⟨
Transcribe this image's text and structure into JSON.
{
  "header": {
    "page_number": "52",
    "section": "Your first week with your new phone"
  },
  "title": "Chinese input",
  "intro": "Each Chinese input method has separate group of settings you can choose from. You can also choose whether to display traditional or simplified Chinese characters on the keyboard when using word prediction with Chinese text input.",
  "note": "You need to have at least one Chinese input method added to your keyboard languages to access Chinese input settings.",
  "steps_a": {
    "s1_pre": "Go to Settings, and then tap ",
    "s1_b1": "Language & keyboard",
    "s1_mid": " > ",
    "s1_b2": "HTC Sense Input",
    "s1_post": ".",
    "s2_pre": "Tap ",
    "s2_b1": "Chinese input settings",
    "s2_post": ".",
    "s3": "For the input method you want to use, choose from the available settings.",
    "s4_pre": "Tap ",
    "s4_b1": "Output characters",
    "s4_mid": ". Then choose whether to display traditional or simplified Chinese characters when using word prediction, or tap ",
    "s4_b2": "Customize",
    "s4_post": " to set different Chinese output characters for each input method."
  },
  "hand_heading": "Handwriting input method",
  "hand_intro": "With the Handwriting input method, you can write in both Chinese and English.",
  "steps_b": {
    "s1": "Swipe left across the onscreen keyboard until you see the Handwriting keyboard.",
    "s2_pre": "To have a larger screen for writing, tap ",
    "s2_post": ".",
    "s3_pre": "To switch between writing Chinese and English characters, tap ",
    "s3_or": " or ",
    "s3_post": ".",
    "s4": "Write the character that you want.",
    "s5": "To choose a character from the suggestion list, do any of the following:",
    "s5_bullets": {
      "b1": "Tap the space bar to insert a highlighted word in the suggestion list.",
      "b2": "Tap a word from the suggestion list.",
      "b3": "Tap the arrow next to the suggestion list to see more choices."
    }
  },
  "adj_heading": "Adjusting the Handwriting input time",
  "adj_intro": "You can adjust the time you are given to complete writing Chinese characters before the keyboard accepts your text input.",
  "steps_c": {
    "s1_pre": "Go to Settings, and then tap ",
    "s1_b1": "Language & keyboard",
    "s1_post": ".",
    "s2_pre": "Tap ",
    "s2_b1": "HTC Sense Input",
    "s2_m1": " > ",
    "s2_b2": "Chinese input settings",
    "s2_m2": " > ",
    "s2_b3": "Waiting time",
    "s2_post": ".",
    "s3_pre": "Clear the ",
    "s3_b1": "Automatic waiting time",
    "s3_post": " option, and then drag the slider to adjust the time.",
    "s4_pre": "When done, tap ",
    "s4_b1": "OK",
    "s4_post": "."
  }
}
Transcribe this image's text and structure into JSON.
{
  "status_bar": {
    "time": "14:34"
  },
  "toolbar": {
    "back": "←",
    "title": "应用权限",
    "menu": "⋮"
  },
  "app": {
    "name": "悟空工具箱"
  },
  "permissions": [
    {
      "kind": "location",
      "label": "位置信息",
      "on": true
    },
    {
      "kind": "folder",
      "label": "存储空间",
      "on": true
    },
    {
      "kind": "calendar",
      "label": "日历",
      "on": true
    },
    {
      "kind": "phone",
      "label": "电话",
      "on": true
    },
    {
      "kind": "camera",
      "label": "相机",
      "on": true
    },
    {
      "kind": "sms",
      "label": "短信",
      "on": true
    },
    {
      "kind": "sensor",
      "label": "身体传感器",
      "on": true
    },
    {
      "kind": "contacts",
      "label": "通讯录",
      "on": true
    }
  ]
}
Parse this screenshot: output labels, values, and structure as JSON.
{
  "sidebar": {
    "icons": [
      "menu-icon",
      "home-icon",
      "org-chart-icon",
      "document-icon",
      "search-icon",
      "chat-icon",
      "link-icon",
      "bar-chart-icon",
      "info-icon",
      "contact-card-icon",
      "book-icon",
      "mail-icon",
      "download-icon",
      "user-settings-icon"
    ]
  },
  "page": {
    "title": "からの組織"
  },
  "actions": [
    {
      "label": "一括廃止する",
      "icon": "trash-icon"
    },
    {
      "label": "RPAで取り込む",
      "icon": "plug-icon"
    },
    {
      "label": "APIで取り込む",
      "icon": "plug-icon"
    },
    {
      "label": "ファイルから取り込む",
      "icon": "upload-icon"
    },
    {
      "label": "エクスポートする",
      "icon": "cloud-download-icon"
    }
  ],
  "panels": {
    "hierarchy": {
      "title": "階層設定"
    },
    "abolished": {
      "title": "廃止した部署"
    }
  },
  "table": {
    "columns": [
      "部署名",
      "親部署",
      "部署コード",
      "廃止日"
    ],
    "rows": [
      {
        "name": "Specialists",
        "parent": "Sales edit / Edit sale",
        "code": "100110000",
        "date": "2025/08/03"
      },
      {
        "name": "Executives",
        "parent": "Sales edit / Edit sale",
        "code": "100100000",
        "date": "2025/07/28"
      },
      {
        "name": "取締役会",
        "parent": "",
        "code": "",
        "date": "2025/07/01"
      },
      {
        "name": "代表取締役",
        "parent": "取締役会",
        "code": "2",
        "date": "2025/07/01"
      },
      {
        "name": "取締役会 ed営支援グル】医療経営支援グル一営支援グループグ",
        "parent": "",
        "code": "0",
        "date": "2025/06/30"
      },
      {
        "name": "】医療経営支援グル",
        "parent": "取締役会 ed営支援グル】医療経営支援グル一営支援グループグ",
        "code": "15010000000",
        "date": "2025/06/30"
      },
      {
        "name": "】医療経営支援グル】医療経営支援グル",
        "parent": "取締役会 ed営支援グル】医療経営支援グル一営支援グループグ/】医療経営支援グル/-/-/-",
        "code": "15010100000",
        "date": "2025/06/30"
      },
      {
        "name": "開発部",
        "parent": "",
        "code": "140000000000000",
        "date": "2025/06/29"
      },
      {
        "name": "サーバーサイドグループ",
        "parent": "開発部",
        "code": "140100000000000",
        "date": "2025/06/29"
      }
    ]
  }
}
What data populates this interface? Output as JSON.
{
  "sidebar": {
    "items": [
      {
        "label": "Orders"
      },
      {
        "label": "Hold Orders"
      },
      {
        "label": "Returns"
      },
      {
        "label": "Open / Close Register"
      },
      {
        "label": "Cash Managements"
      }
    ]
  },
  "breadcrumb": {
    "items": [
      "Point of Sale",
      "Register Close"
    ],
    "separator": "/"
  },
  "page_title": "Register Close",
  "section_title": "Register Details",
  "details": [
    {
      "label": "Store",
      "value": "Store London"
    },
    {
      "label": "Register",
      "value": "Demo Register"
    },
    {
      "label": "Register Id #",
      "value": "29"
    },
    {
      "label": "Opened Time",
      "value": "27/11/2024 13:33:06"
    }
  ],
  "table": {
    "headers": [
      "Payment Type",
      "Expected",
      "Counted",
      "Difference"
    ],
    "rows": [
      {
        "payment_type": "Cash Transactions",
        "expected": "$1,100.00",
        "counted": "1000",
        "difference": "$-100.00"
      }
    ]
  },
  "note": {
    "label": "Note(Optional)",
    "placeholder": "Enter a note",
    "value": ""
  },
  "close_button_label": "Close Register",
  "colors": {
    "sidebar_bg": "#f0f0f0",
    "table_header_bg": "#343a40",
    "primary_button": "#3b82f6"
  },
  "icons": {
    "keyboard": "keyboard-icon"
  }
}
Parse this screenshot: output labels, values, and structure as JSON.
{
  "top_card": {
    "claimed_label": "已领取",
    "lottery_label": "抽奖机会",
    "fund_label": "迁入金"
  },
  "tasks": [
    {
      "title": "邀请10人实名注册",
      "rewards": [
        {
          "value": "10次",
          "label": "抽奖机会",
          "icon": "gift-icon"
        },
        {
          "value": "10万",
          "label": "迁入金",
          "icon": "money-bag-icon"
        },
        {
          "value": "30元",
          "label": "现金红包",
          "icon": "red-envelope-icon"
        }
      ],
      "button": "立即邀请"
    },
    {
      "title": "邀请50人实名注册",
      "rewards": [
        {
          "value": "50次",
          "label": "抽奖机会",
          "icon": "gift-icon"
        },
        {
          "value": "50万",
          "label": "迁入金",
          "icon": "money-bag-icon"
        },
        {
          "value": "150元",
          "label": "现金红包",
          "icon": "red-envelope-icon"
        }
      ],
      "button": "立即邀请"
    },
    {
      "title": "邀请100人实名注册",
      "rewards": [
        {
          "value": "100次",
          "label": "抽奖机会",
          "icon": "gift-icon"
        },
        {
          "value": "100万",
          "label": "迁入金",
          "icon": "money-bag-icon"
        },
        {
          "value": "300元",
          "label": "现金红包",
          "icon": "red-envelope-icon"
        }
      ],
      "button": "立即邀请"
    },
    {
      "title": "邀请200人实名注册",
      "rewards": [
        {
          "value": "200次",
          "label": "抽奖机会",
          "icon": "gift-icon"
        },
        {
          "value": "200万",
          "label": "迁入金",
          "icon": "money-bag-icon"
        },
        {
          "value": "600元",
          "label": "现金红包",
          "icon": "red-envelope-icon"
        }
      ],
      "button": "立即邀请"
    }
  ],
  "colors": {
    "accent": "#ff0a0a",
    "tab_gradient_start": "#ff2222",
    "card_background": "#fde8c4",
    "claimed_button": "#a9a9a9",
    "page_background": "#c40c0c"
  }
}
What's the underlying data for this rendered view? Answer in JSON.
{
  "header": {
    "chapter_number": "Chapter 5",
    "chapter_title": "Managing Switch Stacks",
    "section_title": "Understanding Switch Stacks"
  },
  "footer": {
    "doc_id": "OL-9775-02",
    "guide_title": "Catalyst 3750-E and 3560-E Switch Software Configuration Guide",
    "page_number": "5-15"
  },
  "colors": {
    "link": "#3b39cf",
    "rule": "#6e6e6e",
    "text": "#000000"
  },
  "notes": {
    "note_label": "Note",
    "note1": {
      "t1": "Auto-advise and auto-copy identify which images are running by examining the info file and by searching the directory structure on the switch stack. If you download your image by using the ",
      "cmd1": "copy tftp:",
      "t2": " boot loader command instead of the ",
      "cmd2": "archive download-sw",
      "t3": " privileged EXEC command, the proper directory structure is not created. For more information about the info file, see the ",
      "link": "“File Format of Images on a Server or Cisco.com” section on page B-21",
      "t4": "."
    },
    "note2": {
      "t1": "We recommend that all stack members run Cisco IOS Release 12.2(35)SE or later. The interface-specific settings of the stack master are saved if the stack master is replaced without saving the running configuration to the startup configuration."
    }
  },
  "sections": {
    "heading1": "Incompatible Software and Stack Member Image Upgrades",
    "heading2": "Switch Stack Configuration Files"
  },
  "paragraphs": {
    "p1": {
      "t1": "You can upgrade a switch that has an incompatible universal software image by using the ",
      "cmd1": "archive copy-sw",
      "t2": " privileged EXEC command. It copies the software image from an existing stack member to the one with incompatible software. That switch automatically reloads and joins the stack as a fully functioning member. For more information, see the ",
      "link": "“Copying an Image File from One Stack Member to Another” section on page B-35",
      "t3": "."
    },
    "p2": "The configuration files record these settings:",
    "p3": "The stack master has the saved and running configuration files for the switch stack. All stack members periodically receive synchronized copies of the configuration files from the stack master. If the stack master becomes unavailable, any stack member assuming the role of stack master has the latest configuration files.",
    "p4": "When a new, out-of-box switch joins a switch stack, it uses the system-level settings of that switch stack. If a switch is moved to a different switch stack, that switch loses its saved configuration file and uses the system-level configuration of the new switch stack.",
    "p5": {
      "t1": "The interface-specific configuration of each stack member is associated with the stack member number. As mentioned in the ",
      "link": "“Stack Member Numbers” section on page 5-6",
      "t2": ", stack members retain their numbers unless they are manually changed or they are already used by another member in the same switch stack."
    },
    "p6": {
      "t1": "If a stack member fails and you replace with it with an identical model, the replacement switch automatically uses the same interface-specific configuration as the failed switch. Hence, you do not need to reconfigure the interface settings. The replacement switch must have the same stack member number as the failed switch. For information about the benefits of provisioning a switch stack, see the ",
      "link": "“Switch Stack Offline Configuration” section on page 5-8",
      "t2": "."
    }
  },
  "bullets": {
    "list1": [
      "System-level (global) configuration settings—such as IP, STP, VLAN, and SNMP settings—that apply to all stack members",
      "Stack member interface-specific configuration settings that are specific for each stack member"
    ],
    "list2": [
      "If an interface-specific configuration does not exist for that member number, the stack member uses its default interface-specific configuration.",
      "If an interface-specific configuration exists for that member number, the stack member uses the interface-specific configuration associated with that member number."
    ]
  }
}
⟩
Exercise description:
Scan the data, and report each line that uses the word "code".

Output for this exercise:
        "code": "100110000",
        "code": "100100000",
        "code": "",
        "code": "2",
        "code": "0",
        "code": "15010000000",
        "code": "15010100000",
        "code": "140000000000000",
        "code": "140100000000000",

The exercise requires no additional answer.